draw from his men for a space every morning, generally alone, but sometimes accompanied by a page. This was well known to the Carrick ruffian, who plotted with his two sons to waylay the King one morning.
Bruce, we are told, had been warned against this man; so when he spied him coming with his sons through the wood to meet him, he was not slow to smell treason, especially as they were all three armed. Turning to his page, who most luckily was with him that day, the King snatched the bow out of his hand and a single arrow, and called on the three to stand. The father affected surprise.
"Bethink you, sire!" he cried, "who should be nearer your person than I?"
The King repeated his command that they should stand where they were, but the one-eyed rascal continued to remonstrate, all the time drawing nearer with his sons. Bruce, a practised hunter, drew bow on him; the arrow pierced his solitary eye. It was the only arrow the page carried, but the King never moved without his sword. With this he clove the skull of one of the sons who rushed on him with a hand-axe, and turned to meet the other who came at him with a spear. With one stroke of his sword Bruce shore the spear-shaft in twain, with another he smote the assassin to the earth.
After this, Douglas rejoined the King, fresh from the raid on his own lands. De Valence now advanced

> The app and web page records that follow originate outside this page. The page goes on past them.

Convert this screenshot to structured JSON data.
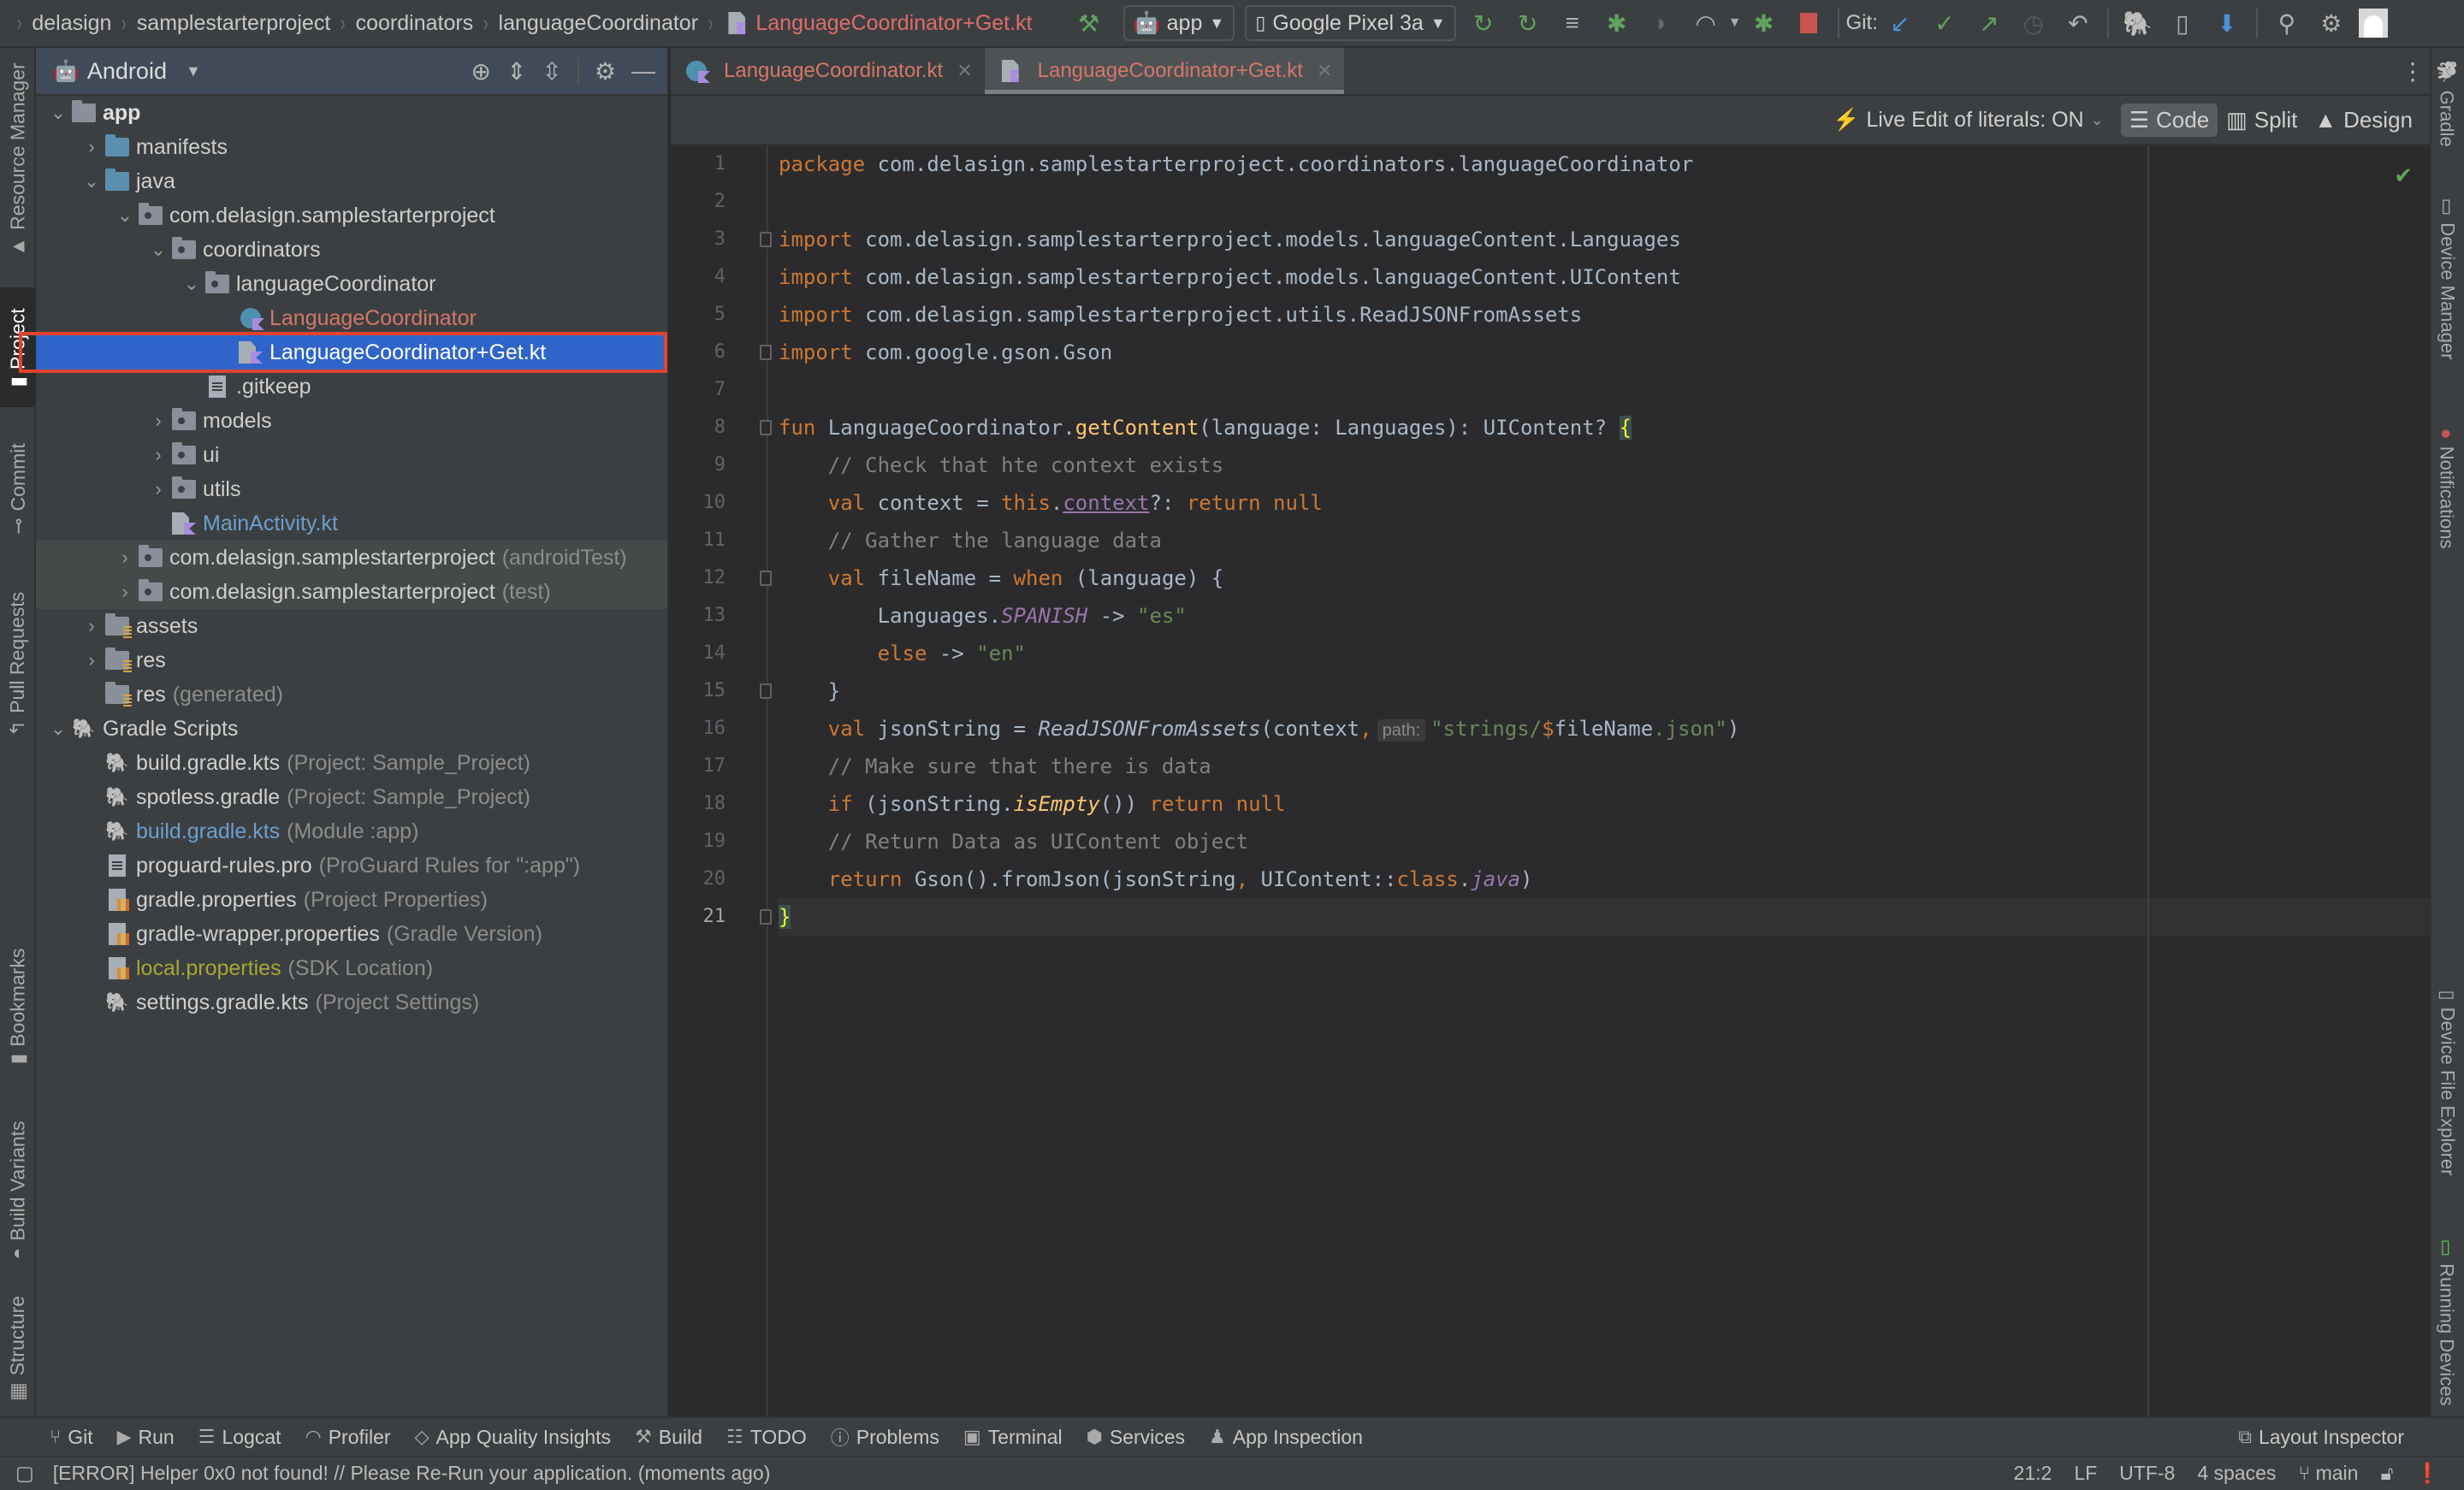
{
  "breadcrumbs": [
    "delasign",
    "samplestarterproject",
    "coordinators",
    "languageCoordinator",
    "LanguageCoordinator+Get.kt"
  ],
  "toolbar": {
    "run_config": "app",
    "device": "Google Pixel 3a",
    "git_label": "Git:",
    "icons": [
      "hammer-icon",
      "rerun-icon",
      "apply-changes-icon",
      "apply-code-changes-icon",
      "debug-icon",
      "attach-debugger-icon",
      "profile-icon",
      "attach-debug-icon",
      "stop-icon",
      "git-update-icon",
      "git-commit-icon",
      "git-push-icon",
      "history-icon",
      "rollback-icon",
      "gradle-sync-icon",
      "device-manager-icon",
      "sdk-manager-icon",
      "search-icon",
      "settings-icon",
      "avatar"
    ]
  },
  "left_tools": [
    "Resource Manager",
    "Project",
    "Commit",
    "Pull Requests",
    "Bookmarks",
    "Build Variants",
    "Structure"
  ],
  "right_tools": [
    "Gradle",
    "Device Manager",
    "Notifications",
    "Device File Explorer",
    "Running Devices"
  ],
  "project": {
    "view": "Android",
    "tree": [
      {
        "label": "app",
        "note": "",
        "depth": 0,
        "chev": "open",
        "icon": "module",
        "style": "bold"
      },
      {
        "label": "manifests",
        "note": "",
        "depth": 1,
        "chev": "closed",
        "icon": "src-folder",
        "style": ""
      },
      {
        "label": "java",
        "note": "",
        "depth": 1,
        "chev": "open",
        "icon": "src-folder",
        "style": ""
      },
      {
        "label": "com.delasign.samplestarterproject",
        "note": "",
        "depth": 2,
        "chev": "open",
        "icon": "package",
        "style": ""
      },
      {
        "label": "coordinators",
        "note": "",
        "depth": 3,
        "chev": "open",
        "icon": "package",
        "style": ""
      },
      {
        "label": "languageCoordinator",
        "note": "",
        "depth": 4,
        "chev": "open",
        "icon": "package",
        "style": ""
      },
      {
        "label": "LanguageCoordinator",
        "note": "",
        "depth": 5,
        "chev": "",
        "icon": "kotlin-class",
        "style": "red"
      },
      {
        "label": "LanguageCoordinator+Get.kt",
        "note": "",
        "depth": 5,
        "chev": "",
        "icon": "kotlin-file",
        "style": "selected"
      },
      {
        "label": ".gitkeep",
        "note": "",
        "depth": 4,
        "chev": "",
        "icon": "text-file",
        "style": ""
      },
      {
        "label": "models",
        "note": "",
        "depth": 3,
        "chev": "closed",
        "icon": "package",
        "style": ""
      },
      {
        "label": "ui",
        "note": "",
        "depth": 3,
        "chev": "closed",
        "icon": "package",
        "style": ""
      },
      {
        "label": "utils",
        "note": "",
        "depth": 3,
        "chev": "closed",
        "icon": "package",
        "style": ""
      },
      {
        "label": "MainActivity.kt",
        "note": "",
        "depth": 3,
        "chev": "",
        "icon": "kotlin-file",
        "style": "blue"
      },
      {
        "label": "com.delasign.samplestarterproject",
        "note": "(androidTest)",
        "depth": 2,
        "chev": "closed",
        "icon": "package",
        "style": "dim"
      },
      {
        "label": "com.delasign.samplestarterproject",
        "note": "(test)",
        "depth": 2,
        "chev": "closed",
        "icon": "package",
        "style": "dim"
      },
      {
        "label": "assets",
        "note": "",
        "depth": 1,
        "chev": "closed",
        "icon": "res-folder",
        "style": ""
      },
      {
        "label": "res",
        "note": "",
        "depth": 1,
        "chev": "closed",
        "icon": "res-folder",
        "style": ""
      },
      {
        "label": "res",
        "note": "(generated)",
        "depth": 1,
        "chev": "",
        "icon": "res-folder",
        "style": ""
      },
      {
        "label": "Gradle Scripts",
        "note": "",
        "depth": 0,
        "chev": "open",
        "icon": "gradle",
        "style": ""
      },
      {
        "label": "build.gradle.kts",
        "note": "(Project: Sample_Project)",
        "depth": 1,
        "chev": "",
        "icon": "gradle",
        "style": ""
      },
      {
        "label": "spotless.gradle",
        "note": "(Project: Sample_Project)",
        "depth": 1,
        "chev": "",
        "icon": "gradle",
        "style": ""
      },
      {
        "label": "build.gradle.kts",
        "note": "(Module :app)",
        "depth": 1,
        "chev": "",
        "icon": "gradle",
        "style": "blue"
      },
      {
        "label": "proguard-rules.pro",
        "note": "(ProGuard Rules for \":app\")",
        "depth": 1,
        "chev": "",
        "icon": "text-file",
        "style": ""
      },
      {
        "label": "gradle.properties",
        "note": "(Project Properties)",
        "depth": 1,
        "chev": "",
        "icon": "properties",
        "style": ""
      },
      {
        "label": "gradle-wrapper.properties",
        "note": "(Gradle Version)",
        "depth": 1,
        "chev": "",
        "icon": "properties",
        "style": ""
      },
      {
        "label": "local.properties",
        "note": "(SDK Location)",
        "depth": 1,
        "chev": "",
        "icon": "properties",
        "style": "olive"
      },
      {
        "label": "settings.gradle.kts",
        "note": "(Project Settings)",
        "depth": 1,
        "chev": "",
        "icon": "gradle",
        "style": ""
      }
    ]
  },
  "tabs": [
    {
      "label": "LanguageCoordinator.kt",
      "active": false
    },
    {
      "label": "LanguageCoordinator+Get.kt",
      "active": true
    }
  ],
  "editor_toolbar": {
    "live_edit": "Live Edit of literals: ON",
    "modes": [
      "Code",
      "Split",
      "Design"
    ],
    "active_mode": "Code"
  },
  "code": {
    "current_line": 21,
    "lines": [
      [
        [
          "kw",
          "package "
        ],
        [
          "",
          "com.delasign.samplestarterproject.coordinators.languageCoordinator"
        ]
      ],
      [],
      [
        [
          "kw",
          "import "
        ],
        [
          "",
          "com.delasign.samplestarterproject.models.languageContent.Languages"
        ]
      ],
      [
        [
          "kw",
          "import "
        ],
        [
          "",
          "com.delasign.samplestarterproject.models.languageContent.UIContent"
        ]
      ],
      [
        [
          "kw",
          "import "
        ],
        [
          "",
          "com.delasign.samplestarterproject.utils.ReadJSONFromAssets"
        ]
      ],
      [
        [
          "kw",
          "import "
        ],
        [
          "",
          "com.google.gson.Gson"
        ]
      ],
      [],
      [
        [
          "kw",
          "fun "
        ],
        [
          "",
          "LanguageCoordinator."
        ],
        [
          "fn",
          "getContent"
        ],
        [
          "",
          "(language: Languages): UIContent? "
        ],
        [
          "brace-hl",
          "{"
        ]
      ],
      [
        [
          "",
          "    "
        ],
        [
          "cm",
          "// Check that hte context exists"
        ]
      ],
      [
        [
          "",
          "    "
        ],
        [
          "kw",
          "val "
        ],
        [
          "",
          "context = "
        ],
        [
          "kw",
          "this"
        ],
        [
          "",
          "."
        ],
        [
          "ul",
          "context"
        ],
        [
          "",
          "",
          " "
        ],
        [
          "",
          "?: "
        ],
        [
          "kw",
          "return null"
        ]
      ],
      [
        [
          "",
          "    "
        ],
        [
          "cm",
          "// Gather the language data"
        ]
      ],
      [
        [
          "",
          "    "
        ],
        [
          "kw",
          "val "
        ],
        [
          "",
          "fileName = "
        ],
        [
          "kw",
          "when "
        ],
        [
          "",
          "(language) {"
        ]
      ],
      [
        [
          "",
          "        Languages."
        ],
        [
          "en",
          "SPANISH"
        ],
        [
          "",
          " -> "
        ],
        [
          "st",
          "\"es\""
        ]
      ],
      [
        [
          "",
          "        "
        ],
        [
          "kw",
          "else "
        ],
        [
          "",
          "-> "
        ],
        [
          "st",
          "\"en\""
        ]
      ],
      [
        [
          "",
          "    }"
        ]
      ],
      [
        [
          "",
          "    "
        ],
        [
          "kw",
          "val "
        ],
        [
          "",
          "jsonString = "
        ],
        [
          "it",
          "ReadJSONFromAssets"
        ],
        [
          "",
          "(context"
        ],
        [
          "kw",
          ","
        ],
        [
          "hint",
          "path:"
        ],
        [
          "st",
          "\"strings/"
        ],
        [
          "kw",
          "$"
        ],
        [
          "",
          "fileName"
        ],
        [
          "st",
          ".json\""
        ],
        [
          "",
          ")"
        ]
      ],
      [
        [
          "",
          "    "
        ],
        [
          "cm",
          "// Make sure that there is data"
        ]
      ],
      [
        [
          "",
          "    "
        ],
        [
          "kw",
          "if "
        ],
        [
          "",
          "(jsonString."
        ],
        [
          "fn it",
          "isEmpty"
        ],
        [
          "",
          "()) "
        ],
        [
          "kw",
          "return null"
        ]
      ],
      [
        [
          "",
          "    "
        ],
        [
          "cm",
          "// Return Data as UIContent object"
        ]
      ],
      [
        [
          "",
          "    "
        ],
        [
          "kw",
          "return "
        ],
        [
          "",
          "Gson().fromJson(jsonString"
        ],
        [
          "kw",
          ","
        ],
        [
          "",
          " UIContent::"
        ],
        [
          "kw",
          "class"
        ],
        [
          "",
          "."
        ],
        [
          "en",
          "java"
        ],
        [
          "",
          ")"
        ]
      ],
      [
        [
          "brace-hl",
          "}"
        ]
      ]
    ],
    "fold_lines": [
      3,
      6,
      8,
      12,
      15,
      21
    ]
  },
  "bottom_tools": [
    {
      "icon": "git-icon",
      "label": "Git"
    },
    {
      "icon": "run-icon",
      "label": "Run"
    },
    {
      "icon": "logcat-icon",
      "label": "Logcat"
    },
    {
      "icon": "profiler-icon",
      "label": "Profiler"
    },
    {
      "icon": "app-quality-icon",
      "label": "App Quality Insights"
    },
    {
      "icon": "build-icon",
      "label": "Build"
    },
    {
      "icon": "todo-icon",
      "label": "TODO"
    },
    {
      "icon": "problems-icon",
      "label": "Problems"
    },
    {
      "icon": "terminal-icon",
      "label": "Terminal"
    },
    {
      "icon": "services-icon",
      "label": "Services"
    },
    {
      "icon": "app-inspection-icon",
      "label": "App Inspection"
    }
  ],
  "layout_inspector": "Layout Inspector",
  "status": {
    "message": "[ERROR] Helper 0x0 not found! // Please Re-Run your application. (moments ago)",
    "position": "21:2",
    "line_sep": "LF",
    "encoding": "UTF-8",
    "indent": "4 spaces",
    "branch": "main"
  },
  "colors": {
    "accent_selection": "#2f65ca",
    "highlight_outline": "#e0442f",
    "keyword": "#cc7832",
    "string": "#6a8759",
    "comment": "#808080",
    "function": "#ffc66d"
  }
}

- My readers should turn to Canto xlv. of Barbour's poem. It is exceedingly thrilling, though unfortunately all the details are not such as may be repeated by a modern writer.